Rosemary (Rosmarinus officinalis) is an aromatic, evergreen herb used for many culinary and medicinal purposes. Rosemary is one of the most common and beloved herbs in the world and traditionally plays an important role in many cultures.
Here are some interesting facts about rosemary:
- Appearance: Rosemary is a shrub or low tree with small dark green leaves that grow as long, thin leaves along the stem. The leaves give off a strong, characteristic aroma.
- Propagation: Rosemary is usually propagated from seed, cuttings or bush division. The wood of older rosemary bushes is regularly pruned to keep their shape.
- Growing conditions: Rosemary is a Mediterranean drought-tolerant plant that prefers a sunny and warm environment.
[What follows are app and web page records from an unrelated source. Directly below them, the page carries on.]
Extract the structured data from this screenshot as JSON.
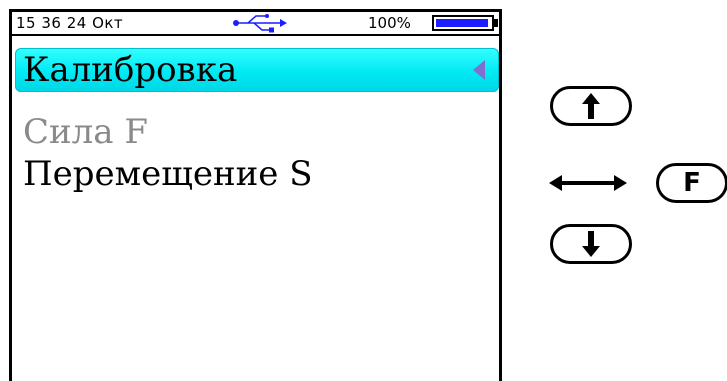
{
  "status_bar": {
    "time_date": "15 36 24 Окт",
    "battery_percent_text": "100%",
    "battery_level": 0.97,
    "battery_color": "#1d1dff",
    "usb_icon": "usb-icon"
  },
  "menu": {
    "items": [
      {
        "label": "Калибровка",
        "selected": true
      },
      {
        "label": "Сила F",
        "selected": false
      },
      {
        "label": "Перемещение S",
        "selected": false
      }
    ],
    "highlight_color": "#00eaf3",
    "disabled_color": "#8a8a8a"
  },
  "keys": {
    "up": {
      "icon": "arrow-up-icon"
    },
    "down": {
      "icon": "arrow-down-icon"
    },
    "left_right": {
      "icon": "left-right-arrow-icon"
    },
    "f": {
      "label": "F"
    }
  }
}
It adapts well to dry soils and warm, sunny weather.
- Uses: Rosemary is often used in the kitchen as a spice to prepare meat, fish, vegetables and bread. The fragrant leaves can be used dried or fresh. It is also often used in aromatherapy and cosmetics due to its invigorating and refreshing scent.
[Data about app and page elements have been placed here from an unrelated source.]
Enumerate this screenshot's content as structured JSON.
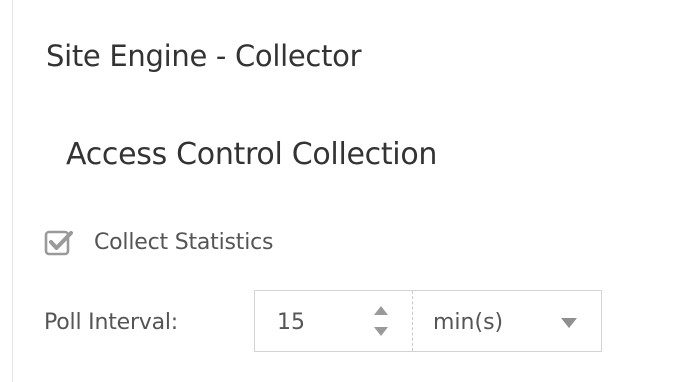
{
  "panel": {
    "title": "Site Engine - Collector"
  },
  "section": {
    "title": "Access Control Collection"
  },
  "collect_statistics": {
    "label": "Collect Statistics",
    "checked": true
  },
  "poll_interval": {
    "label": "Poll Interval:",
    "value": "15",
    "unit": "min(s)"
  },
  "icons": {
    "checkbox": "checkbox-checked-icon",
    "spinner": "spinner-up-down-icon",
    "dropdown": "caret-down-icon"
  },
  "colors": {
    "text": "#333333",
    "muted_text": "#555555",
    "border": "#d3d3d3",
    "icon": "#9a9a9a"
  }
}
- Medicinal Uses: Rosemary is also traditionally used as a medicinal herb due to its many health benefits. The essential oil and extract are used to treat various health problems such as indigestion, headaches, and muscle pain.
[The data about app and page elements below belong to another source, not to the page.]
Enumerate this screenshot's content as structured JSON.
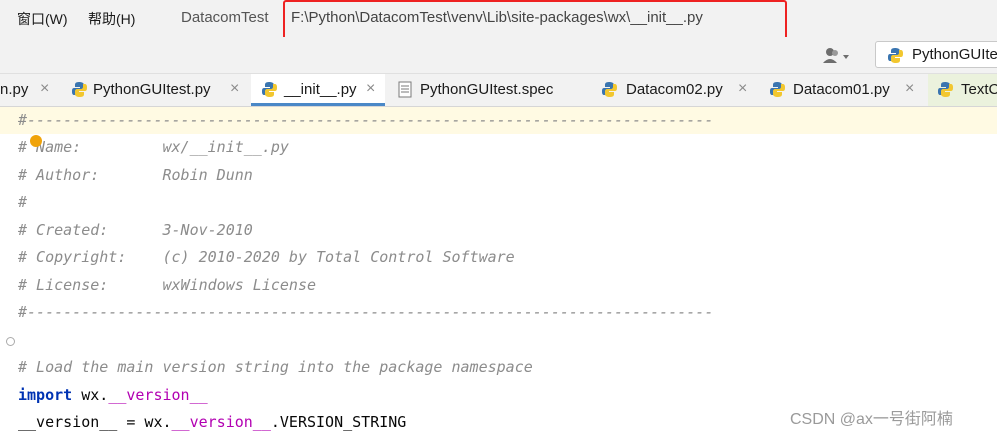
{
  "menu": [
    {
      "label": "窗口(W)"
    },
    {
      "label": "帮助(H)"
    }
  ],
  "project_name": "DatacomTest",
  "file_path": "F:\\Python\\DatacomTest\\venv\\Lib\\site-packages\\wx\\__init__.py",
  "run_config": {
    "label": "PythonGUIte",
    "icon": "python-icon"
  },
  "tabs": [
    {
      "label": "n.py",
      "icon": "python-icon"
    },
    {
      "label": "PythonGUItest.py",
      "icon": "python-icon"
    },
    {
      "label": "__init__.py",
      "icon": "python-icon",
      "active": true
    },
    {
      "label": "PythonGUItest.spec",
      "icon": "file-icon"
    },
    {
      "label": "Datacom02.py",
      "icon": "python-icon"
    },
    {
      "label": "Datacom01.py",
      "icon": "python-icon"
    },
    {
      "label": "TextC",
      "icon": "python-icon"
    }
  ],
  "close_glyph": "×",
  "code": [
    "#----------------------------------------------------------------------------",
    "# Name:         wx/__init__.py",
    "# Author:       Robin Dunn",
    "#",
    "# Created:      3-Nov-2010",
    "# Copyright:    (c) 2010-2020 by Total Control Software",
    "# License:      wxWindows License",
    "#----------------------------------------------------------------------------",
    "",
    "# Load the main version string into the package namespace",
    {
      "kw": "import",
      "rest": " wx.",
      "dunder": "__version__",
      "tail": ""
    },
    {
      "plain1": "__version__ = wx.",
      "dunder": "__version__",
      "plain2": ".VERSION_STRING"
    }
  ],
  "watermark": "CSDN @ax一号街阿楠"
}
- Culture and tradition: Rosemary has a symbolic meaning in many cultures. According to the ancient Greeks and Romans, rosemary was a symbol of memory and loyalty. On festive occasions, rosemary was often used to decorate tables and dishes.
Rosemary is a versatile and useful herb that can be used for both culinary and medicinal purposes. It is popular in many parts of the world for its invigorating aroma and taste, and has traditionally played an important role in both cuisines and medicine.